__About this task__:
Make an exact copy of every entry.

__Stored data__:
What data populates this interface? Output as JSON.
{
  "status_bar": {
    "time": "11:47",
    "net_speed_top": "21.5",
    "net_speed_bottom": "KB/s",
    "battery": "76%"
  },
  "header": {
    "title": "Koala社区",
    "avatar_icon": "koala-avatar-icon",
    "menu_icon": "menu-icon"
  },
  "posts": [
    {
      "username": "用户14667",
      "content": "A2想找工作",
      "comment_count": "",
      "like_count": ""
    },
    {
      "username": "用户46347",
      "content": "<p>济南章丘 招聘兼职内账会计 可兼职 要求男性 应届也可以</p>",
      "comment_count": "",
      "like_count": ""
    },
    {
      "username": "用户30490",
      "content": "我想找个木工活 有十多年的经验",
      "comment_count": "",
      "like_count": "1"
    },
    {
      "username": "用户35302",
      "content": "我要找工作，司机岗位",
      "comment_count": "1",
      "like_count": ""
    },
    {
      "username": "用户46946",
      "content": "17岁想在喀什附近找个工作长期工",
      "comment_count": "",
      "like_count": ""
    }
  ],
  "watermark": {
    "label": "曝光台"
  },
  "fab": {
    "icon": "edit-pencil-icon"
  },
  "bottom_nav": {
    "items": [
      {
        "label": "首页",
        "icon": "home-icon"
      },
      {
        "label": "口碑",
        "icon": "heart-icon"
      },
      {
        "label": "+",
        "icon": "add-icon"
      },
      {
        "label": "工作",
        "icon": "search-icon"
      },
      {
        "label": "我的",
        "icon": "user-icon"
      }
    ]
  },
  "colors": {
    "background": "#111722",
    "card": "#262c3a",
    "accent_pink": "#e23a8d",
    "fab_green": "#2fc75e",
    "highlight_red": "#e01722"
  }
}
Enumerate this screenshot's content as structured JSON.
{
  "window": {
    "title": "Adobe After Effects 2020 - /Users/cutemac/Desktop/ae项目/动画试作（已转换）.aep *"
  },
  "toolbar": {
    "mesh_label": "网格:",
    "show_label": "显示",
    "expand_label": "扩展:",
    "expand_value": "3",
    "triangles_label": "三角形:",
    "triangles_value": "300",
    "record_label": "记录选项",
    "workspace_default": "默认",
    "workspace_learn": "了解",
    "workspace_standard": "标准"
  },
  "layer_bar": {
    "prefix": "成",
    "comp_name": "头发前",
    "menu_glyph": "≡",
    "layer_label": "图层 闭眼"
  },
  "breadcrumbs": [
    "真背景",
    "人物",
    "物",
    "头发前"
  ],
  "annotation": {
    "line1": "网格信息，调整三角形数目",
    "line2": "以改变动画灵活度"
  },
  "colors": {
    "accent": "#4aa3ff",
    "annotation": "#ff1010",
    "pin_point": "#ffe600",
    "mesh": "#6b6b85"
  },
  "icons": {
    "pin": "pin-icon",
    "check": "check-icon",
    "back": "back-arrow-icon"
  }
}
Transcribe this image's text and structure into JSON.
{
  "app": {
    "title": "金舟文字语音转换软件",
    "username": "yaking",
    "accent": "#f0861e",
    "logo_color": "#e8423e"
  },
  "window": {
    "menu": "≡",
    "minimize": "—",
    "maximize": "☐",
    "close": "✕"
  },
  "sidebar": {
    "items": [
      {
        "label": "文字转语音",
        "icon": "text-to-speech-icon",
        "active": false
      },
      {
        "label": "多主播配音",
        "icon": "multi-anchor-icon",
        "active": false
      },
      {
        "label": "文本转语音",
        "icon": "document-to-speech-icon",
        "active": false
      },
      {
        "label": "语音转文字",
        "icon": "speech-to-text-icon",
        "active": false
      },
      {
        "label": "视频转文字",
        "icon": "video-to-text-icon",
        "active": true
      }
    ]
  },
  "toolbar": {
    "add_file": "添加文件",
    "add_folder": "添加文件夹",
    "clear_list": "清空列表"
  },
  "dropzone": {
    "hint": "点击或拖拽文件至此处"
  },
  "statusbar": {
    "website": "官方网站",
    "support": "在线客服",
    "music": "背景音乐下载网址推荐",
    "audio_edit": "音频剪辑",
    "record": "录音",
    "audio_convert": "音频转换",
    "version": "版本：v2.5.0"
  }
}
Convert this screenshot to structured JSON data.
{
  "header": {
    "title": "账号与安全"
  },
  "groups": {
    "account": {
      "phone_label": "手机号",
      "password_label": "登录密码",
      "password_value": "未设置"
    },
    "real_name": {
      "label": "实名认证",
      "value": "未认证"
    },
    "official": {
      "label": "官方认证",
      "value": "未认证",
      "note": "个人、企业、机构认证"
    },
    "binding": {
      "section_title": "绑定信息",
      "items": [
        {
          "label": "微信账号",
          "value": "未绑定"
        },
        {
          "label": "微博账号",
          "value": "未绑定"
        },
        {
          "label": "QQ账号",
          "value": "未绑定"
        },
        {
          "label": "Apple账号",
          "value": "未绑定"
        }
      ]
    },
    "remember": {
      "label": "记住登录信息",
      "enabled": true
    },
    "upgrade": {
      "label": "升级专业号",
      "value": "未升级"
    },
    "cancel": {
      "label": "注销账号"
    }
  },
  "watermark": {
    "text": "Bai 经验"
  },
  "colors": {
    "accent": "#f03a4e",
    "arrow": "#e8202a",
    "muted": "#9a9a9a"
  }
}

__Response__:
What data populates this interface? Output as JSON.
{
  "status_bar": {
    "time": "11:47",
    "net_speed_top": "21.5",
    "net_speed_bottom": "KB/s",
    "battery": "76%"
  },
  "header": {
    "title": "Koala社区",
    "avatar_icon": "koala-avatar-icon",
    "menu_icon": "menu-icon"
  },
  "posts": [
    {
      "username": "用户14667",
      "content": "A2想找工作",
      "comment_count": "",
      "like_count": ""
    },
    {
      "username": "用户46347",
      "content": "<p>济南章丘 招聘兼职内账会计 可兼职 要求男性 应届也可以</p>",
      "comment_count": "",
      "like_count": ""
    },
    {
      "username": "用户30490",
      "content": "我想找个木工活 有十多年的经验",
      "comment_count": "",
      "like_count": "1"
    },
    {
      "username": "用户35302",
      "content": "我要找工作，司机岗位",
      "comment_count": "1",
      "like_count": ""
    },
    {
      "username": "用户46946",
      "content": "17岁想在喀什附近找个工作长期工",
      "comment_count": "",
      "like_count": ""
    }
  ],
  "watermark": {
    "label": "曝光台"
  },
  "fab": {
    "icon": "edit-pencil-icon"
  },
  "bottom_nav": {
    "items": [
      {
        "label": "首页",
        "icon": "home-icon"
      },
      {
        "label": "口碑",
        "icon": "heart-icon"
      },
      {
        "label": "+",
        "icon": "add-icon"
      },
      {
        "label": "工作",
        "icon": "search-icon"
      },
      {
        "label": "我的",
        "icon": "user-icon"
      }
    ]
  },
  "colors": {
    "background": "#111722",
    "card": "#262c3a",
    "accent_pink": "#e23a8d",
    "fab_green": "#2fc75e",
    "highlight_red": "#e01722"
  }
}
Enumerate this screenshot's content as structured JSON.
{
  "window": {
    "title": "Adobe After Effects 2020 - /Users/cutemac/Desktop/ae项目/动画试作（已转换）.aep *"
  },
  "toolbar": {
    "mesh_label": "网格:",
    "show_label": "显示",
    "expand_label": "扩展:",
    "expand_value": "3",
    "triangles_label": "三角形:",
    "triangles_value": "300",
    "record_label": "记录选项",
    "workspace_default": "默认",
    "workspace_learn": "了解",
    "workspace_standard": "标准"
  },
  "layer_bar": {
    "prefix": "成",
    "comp_name": "头发前",
    "menu_glyph": "≡",
    "layer_label": "图层 闭眼"
  },
  "breadcrumbs": [
    "真背景",
    "人物",
    "物",
    "头发前"
  ],
  "annotation": {
    "line1": "网格信息，调整三角形数目",
    "line2": "以改变动画灵活度"
  },
  "colors": {
    "accent": "#4aa3ff",
    "annotation": "#ff1010",
    "pin_point": "#ffe600",
    "mesh": "#6b6b85"
  },
  "icons": {
    "pin": "pin-icon",
    "check": "check-icon",
    "back": "back-arrow-icon"
  }
}
Transcribe this image's text and structure into JSON.
{
  "app": {
    "title": "金舟文字语音转换软件",
    "username": "yaking",
    "accent": "#f0861e",
    "logo_color": "#e8423e"
  },
  "window": {
    "menu": "≡",
    "minimize": "—",
    "maximize": "☐",
    "close": "✕"
  },
  "sidebar": {
    "items": [
      {
        "label": "文字转语音",
        "icon": "text-to-speech-icon",
        "active": false
      },
      {
        "label": "多主播配音",
        "icon": "multi-anchor-icon",
        "active": false
      },
      {
        "label": "文本转语音",
        "icon": "document-to-speech-icon",
        "active": false
      },
      {
        "label": "语音转文字",
        "icon": "speech-to-text-icon",
        "active": false
      },
      {
        "label": "视频转文字",
        "icon": "video-to-text-icon",
        "active": true
      }
    ]
  },
  "toolbar": {
    "add_file": "添加文件",
    "add_folder": "添加文件夹",
    "clear_list": "清空列表"
  },
  "dropzone": {
    "hint": "点击或拖拽文件至此处"
  },
  "statusbar": {
    "website": "官方网站",
    "support": "在线客服",
    "music": "背景音乐下载网址推荐",
    "audio_edit": "音频剪辑",
    "record": "录音",
    "audio_convert": "音频转换",
    "version": "版本：v2.5.0"
  }
}
Convert this screenshot to structured JSON data.
{
  "header": {
    "title": "账号与安全"
  },
  "groups": {
    "account": {
      "phone_label": "手机号",
      "password_label": "登录密码",
      "password_value": "未设置"
    },
    "real_name": {
      "label": "实名认证",
      "value": "未认证"
    },
    "official": {
      "label": "官方认证",
      "value": "未认证",
      "note": "个人、企业、机构认证"
    },
    "binding": {
      "section_title": "绑定信息",
      "items": [
        {
          "label": "微信账号",
          "value": "未绑定"
        },
        {
          "label": "微博账号",
          "value": "未绑定"
        },
        {
          "label": "QQ账号",
          "value": "未绑定"
        },
        {
          "label": "Apple账号",
          "value": "未绑定"
        }
      ]
    },
    "remember": {
      "label": "记住登录信息",
      "enabled": true
    },
    "upgrade": {
      "label": "升级专业号",
      "value": "未升级"
    },
    "cancel": {
      "label": "注销账号"
    }
  },
  "watermark": {
    "text": "Bai 经验"
  },
  "colors": {
    "accent": "#f03a4e",
    "arrow": "#e8202a",
    "muted": "#9a9a9a"
  }
}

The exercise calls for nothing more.